Victoria: Not losing touch with your fans is a kind of success. I imagine when you get more and more massive, if you play arenas or something, that it gets a lot harder to visualize who’s out there, who’s listening, who’s coming, what young people even look like. You stop being able to see where your music’s going. That must have an effect on what you produce. It’s always been inspiring imagining the world that people are in when they’re listening to music, or when I’m listening to music—where am I? What colors am I looking at? I feel like the farther you get away from that base, the harder it is to understand why you’re making it, and where is it going. I think that’s when it becomes dangerous, perhaps.

I think when we did those installation shows, which were very small shows, that was one of our many attempts to keep things alive and interesting. To not just be playing thousand person clubs, but playing smaller places to stoke those embers inside of ourselves, to challenge ourselves and keep things small. I think keeping things small to some extent makes things more secure.
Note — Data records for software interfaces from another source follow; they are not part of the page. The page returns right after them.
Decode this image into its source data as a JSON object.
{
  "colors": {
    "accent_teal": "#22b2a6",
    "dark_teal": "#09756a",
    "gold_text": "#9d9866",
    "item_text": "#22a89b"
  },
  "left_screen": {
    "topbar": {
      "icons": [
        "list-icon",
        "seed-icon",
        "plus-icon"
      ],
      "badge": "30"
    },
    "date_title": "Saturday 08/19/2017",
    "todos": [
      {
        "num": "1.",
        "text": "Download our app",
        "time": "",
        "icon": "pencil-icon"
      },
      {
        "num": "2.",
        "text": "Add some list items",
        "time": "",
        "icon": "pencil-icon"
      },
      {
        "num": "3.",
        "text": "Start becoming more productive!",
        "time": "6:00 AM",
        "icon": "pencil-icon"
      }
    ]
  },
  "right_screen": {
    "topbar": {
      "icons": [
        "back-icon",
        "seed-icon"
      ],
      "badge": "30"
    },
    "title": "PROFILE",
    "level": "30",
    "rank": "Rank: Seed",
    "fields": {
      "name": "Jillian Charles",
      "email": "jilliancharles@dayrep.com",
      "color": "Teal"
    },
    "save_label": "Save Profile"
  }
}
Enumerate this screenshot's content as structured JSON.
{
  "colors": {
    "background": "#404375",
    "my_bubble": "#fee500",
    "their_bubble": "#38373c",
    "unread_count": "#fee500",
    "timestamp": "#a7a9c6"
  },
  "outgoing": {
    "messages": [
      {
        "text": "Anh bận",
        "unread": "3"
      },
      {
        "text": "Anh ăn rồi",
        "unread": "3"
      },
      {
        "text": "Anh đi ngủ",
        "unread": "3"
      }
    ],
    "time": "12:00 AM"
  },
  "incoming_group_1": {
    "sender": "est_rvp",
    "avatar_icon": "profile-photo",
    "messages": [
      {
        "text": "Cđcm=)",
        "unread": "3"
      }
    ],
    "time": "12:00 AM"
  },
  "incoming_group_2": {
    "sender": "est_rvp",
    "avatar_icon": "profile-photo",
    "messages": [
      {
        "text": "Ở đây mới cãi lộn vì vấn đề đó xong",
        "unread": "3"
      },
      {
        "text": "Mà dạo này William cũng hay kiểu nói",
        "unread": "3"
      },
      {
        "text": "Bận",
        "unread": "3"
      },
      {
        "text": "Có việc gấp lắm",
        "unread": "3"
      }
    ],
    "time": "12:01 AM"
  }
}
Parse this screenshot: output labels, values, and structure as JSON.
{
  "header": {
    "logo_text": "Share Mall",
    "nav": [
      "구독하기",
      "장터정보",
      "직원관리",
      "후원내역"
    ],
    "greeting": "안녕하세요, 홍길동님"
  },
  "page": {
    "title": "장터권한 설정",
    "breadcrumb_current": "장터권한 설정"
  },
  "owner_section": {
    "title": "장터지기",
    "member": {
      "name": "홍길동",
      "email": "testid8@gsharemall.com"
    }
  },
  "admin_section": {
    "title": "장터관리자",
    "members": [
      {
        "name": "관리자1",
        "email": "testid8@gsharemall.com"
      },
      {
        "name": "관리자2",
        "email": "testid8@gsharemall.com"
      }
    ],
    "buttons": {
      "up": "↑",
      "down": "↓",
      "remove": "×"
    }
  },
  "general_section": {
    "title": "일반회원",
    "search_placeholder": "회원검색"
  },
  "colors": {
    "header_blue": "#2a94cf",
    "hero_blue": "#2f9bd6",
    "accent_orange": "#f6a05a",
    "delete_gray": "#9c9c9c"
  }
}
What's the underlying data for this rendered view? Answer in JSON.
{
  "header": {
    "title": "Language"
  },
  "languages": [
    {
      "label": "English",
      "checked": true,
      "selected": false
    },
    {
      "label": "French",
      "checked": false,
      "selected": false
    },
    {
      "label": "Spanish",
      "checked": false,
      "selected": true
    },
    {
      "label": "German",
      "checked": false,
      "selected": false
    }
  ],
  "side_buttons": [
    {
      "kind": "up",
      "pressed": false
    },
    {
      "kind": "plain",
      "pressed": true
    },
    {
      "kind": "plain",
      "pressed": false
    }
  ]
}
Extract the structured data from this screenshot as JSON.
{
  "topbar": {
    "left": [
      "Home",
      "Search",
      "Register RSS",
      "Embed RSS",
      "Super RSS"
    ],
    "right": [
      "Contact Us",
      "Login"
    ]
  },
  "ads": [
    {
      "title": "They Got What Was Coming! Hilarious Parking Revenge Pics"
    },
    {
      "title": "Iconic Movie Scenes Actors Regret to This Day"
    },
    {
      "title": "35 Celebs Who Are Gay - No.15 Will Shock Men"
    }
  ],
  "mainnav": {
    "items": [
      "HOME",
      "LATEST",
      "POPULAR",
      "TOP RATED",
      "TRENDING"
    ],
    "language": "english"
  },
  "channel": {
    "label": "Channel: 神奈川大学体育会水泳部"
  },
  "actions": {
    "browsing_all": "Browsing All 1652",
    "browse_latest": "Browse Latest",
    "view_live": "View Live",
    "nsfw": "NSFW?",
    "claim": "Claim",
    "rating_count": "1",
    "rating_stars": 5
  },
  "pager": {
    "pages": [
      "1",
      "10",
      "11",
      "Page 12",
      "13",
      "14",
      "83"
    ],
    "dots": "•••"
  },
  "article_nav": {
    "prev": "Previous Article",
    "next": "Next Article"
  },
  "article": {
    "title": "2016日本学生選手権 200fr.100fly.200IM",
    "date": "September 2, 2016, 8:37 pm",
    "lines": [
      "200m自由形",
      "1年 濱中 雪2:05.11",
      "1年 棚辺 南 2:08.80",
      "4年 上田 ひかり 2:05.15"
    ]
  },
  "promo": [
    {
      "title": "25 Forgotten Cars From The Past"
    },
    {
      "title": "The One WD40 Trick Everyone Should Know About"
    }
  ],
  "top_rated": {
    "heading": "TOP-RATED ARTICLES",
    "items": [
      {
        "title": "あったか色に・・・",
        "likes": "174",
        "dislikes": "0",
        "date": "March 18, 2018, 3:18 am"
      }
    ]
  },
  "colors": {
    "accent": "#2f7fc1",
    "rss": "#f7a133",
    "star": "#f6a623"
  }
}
Alex: We have this joke that we always talk about: the bell curve. I feel like most artists’ careers look like bell curves. Having spent years now in this band, we’re often a little nostalgic about the early days because it was so innocent and so beautiful—just trucking out on tour time after time again and really enjoying it. Back then we’d always have friends go along with us and it felt so cosmic, like exactly what we should be doing. So we do have this ridiculous fantasy about the other side of the bell curve, how we’re going to be in our 60s and once again playing in shit holes, getting yelled at by the sound engineer. That sounds nostalgic, but it’s not really. It’s more just about purity. I think we’ll always worship a certain purity, and try to maintain it.

With Beach House you’ve not only created your own creative world, but also sort of defined your own singular aesthetic. What advice would you have for young bands in that regard?

Victoria: No one asks us for advice. [laughs]

Alex: Honestly, I just think it has to come from inside, and not from outside. You can’t just listen to a record you like and try to emulate it, as tempting as that is. You have to find out what you like. You have to make art that is you, that inspires you, that explains you in some way. I think all people experience that and figure that out differently. Some people, unfortunately, when they go to make what they like, they really just copy something they like, and they can’t find the thing inside themselves that is them.

It’s also a matter of finding the right people to collaborate with. Often I’ll meet really good musicians, but something is still missing. Very few people are actually the total package. Maybe you can write great lyrics or you can sing or you can play really well or you are a good producer, but most people can’t actually do all of those things. A lot of people I know who have really cool, creative existences, it’s because they found the right person or people to fill out what they lack. Maybe you haven’t found the right collaborator yet.

Victoria: Absolutely. Because it is trial and error and it is also luck, that’s why advice is only good to a certain extent. It’s really just a journey for each individual. If you find something that truly inspires you, bow down to it. Respect it. Love it. Cherish it. But then allow for your own interpretation of what that means. Maybe you’ll discover through music that you’re actually a painter, so maybe you should do that instead of trying to be a rock star. Maybe you’re something else. I think that it’s just about asking questions, but also producing things and making stuff. It’s the only way, really, to find out who and what you should be. You should be making lots of work, not just making one thing and hoping that it’ll be successful. Sometimes you have to make lots of bad things in order to get to that one good thing, but it’s never a waste of time. Being creative, making things, figuring yourself out—that’s never a waste of time.